- **TASK**: When counting, include every line of the data that holds "available", then state the total alone.

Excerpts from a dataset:
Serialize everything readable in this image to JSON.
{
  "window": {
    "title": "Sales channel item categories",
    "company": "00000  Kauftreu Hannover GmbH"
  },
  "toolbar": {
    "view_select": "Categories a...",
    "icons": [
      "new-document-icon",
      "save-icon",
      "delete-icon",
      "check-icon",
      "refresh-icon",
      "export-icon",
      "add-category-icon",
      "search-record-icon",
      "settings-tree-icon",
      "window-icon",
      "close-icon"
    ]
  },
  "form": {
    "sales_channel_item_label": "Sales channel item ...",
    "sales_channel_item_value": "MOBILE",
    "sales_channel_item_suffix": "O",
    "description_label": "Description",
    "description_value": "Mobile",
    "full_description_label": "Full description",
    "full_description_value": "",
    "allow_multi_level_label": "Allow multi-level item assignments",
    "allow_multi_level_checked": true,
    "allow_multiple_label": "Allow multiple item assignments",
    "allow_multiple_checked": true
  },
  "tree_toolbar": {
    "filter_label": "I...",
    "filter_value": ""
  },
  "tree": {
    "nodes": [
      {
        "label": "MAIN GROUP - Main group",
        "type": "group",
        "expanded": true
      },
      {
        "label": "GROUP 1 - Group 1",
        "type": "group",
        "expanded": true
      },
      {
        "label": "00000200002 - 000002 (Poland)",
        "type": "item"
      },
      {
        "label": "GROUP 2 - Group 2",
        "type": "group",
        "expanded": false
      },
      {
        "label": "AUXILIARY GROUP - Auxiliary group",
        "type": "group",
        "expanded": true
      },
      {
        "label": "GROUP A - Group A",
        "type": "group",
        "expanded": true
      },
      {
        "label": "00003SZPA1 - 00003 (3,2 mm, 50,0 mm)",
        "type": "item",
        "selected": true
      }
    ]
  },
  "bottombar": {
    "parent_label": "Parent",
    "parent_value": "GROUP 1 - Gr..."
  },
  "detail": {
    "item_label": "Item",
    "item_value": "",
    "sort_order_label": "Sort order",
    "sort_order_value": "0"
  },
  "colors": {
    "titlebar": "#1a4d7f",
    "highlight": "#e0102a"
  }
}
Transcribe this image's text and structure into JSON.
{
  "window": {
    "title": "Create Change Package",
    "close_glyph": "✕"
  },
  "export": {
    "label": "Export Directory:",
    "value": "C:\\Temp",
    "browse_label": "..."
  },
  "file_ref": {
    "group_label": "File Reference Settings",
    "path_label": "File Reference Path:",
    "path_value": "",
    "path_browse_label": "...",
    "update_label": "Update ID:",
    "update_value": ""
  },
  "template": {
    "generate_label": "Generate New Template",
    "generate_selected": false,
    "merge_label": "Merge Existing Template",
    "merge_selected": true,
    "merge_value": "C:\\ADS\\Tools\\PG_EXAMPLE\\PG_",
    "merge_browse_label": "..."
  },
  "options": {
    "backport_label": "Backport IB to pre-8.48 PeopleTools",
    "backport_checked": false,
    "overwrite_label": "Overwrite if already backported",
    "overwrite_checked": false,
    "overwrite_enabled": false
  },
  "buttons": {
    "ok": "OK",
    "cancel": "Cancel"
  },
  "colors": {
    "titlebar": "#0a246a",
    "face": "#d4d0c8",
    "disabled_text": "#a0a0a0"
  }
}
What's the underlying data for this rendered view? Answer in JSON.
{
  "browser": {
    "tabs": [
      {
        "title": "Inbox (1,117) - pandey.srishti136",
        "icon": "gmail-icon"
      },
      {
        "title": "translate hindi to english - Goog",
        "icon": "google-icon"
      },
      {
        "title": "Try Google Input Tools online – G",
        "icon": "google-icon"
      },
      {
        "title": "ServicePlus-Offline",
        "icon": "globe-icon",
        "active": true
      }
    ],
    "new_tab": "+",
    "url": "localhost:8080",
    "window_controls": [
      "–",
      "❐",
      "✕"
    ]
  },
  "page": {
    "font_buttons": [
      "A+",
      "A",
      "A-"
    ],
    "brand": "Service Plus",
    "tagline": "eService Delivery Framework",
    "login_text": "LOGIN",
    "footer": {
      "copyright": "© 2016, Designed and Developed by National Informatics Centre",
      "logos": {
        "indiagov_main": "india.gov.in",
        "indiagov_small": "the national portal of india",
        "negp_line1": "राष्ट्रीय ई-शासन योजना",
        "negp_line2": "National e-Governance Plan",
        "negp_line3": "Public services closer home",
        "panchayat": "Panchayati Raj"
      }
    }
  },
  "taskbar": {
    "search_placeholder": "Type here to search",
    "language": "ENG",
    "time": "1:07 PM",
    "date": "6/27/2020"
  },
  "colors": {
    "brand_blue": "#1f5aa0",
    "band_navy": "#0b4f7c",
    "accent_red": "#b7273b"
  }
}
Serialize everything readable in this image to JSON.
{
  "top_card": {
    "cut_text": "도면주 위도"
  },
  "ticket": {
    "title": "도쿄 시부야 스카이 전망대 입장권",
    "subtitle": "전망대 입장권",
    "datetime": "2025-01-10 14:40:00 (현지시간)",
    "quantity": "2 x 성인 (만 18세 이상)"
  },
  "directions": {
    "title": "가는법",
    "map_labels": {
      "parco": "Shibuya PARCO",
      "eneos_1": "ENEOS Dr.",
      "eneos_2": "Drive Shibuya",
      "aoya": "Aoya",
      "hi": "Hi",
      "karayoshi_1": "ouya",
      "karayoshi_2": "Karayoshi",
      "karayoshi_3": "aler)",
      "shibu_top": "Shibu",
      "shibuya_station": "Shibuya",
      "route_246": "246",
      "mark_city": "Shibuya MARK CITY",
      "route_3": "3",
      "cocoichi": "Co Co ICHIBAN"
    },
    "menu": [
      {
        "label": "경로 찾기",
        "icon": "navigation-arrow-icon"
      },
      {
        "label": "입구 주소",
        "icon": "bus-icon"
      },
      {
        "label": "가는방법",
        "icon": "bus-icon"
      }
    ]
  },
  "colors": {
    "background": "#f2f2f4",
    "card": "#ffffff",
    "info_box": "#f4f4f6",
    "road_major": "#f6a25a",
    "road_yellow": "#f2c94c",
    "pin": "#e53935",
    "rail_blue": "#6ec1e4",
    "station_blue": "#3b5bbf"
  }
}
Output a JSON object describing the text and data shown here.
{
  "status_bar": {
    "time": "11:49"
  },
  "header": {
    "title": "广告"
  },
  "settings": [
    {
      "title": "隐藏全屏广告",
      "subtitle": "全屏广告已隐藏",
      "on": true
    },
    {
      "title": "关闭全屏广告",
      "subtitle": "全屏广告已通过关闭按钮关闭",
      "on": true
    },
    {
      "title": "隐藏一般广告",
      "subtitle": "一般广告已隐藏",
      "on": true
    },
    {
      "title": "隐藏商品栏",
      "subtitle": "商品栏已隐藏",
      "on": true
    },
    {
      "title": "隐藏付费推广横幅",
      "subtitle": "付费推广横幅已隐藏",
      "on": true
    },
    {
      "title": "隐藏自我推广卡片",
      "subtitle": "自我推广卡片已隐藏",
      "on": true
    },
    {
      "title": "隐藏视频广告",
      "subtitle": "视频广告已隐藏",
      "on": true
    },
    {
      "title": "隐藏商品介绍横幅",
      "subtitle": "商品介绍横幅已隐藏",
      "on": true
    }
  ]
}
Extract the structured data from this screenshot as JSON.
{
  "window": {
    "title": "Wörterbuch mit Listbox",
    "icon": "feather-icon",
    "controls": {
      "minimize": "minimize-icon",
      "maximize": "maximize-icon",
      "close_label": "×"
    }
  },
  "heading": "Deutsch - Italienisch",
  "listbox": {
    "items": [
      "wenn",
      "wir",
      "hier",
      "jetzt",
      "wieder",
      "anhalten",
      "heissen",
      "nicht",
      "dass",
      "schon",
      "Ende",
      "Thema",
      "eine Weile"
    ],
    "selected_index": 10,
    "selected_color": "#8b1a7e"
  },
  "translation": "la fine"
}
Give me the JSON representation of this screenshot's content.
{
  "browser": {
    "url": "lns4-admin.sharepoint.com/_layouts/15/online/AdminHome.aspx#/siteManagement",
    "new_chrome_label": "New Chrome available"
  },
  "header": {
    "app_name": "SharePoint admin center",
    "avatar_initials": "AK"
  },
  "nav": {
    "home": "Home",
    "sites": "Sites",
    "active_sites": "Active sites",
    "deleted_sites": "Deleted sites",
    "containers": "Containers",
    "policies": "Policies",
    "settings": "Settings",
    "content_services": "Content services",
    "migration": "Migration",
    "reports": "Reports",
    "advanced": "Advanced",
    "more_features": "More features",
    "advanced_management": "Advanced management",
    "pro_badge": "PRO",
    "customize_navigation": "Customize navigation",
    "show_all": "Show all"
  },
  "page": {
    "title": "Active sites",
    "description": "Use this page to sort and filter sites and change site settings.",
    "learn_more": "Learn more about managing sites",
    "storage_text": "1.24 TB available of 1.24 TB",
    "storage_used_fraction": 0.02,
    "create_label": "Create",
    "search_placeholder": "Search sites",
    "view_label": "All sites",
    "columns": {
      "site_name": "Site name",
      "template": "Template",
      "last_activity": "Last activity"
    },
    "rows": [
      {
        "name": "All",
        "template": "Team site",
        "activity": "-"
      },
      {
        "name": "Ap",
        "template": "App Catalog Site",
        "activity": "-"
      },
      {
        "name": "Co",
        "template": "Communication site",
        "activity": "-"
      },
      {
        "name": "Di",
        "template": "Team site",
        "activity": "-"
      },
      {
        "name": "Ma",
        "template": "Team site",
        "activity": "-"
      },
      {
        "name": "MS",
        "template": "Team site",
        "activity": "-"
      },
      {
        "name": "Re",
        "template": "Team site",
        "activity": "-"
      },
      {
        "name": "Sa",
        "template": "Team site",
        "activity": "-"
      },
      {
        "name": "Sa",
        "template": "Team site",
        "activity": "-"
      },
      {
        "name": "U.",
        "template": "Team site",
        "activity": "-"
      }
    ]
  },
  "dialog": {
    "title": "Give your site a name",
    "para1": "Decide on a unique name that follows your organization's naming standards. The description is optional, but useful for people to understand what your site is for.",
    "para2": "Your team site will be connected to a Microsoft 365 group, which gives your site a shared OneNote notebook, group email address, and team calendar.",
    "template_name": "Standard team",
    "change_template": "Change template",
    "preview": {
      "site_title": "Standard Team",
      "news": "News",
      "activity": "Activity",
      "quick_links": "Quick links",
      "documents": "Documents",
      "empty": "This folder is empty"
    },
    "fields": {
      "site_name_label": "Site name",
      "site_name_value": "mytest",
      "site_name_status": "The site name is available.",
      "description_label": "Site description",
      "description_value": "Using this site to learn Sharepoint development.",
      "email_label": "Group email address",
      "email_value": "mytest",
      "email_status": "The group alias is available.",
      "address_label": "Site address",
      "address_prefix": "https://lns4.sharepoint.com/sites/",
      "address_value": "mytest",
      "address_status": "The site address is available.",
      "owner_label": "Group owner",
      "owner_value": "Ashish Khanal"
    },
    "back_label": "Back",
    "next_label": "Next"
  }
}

- **RESULT OF THE EXERCISE**: 5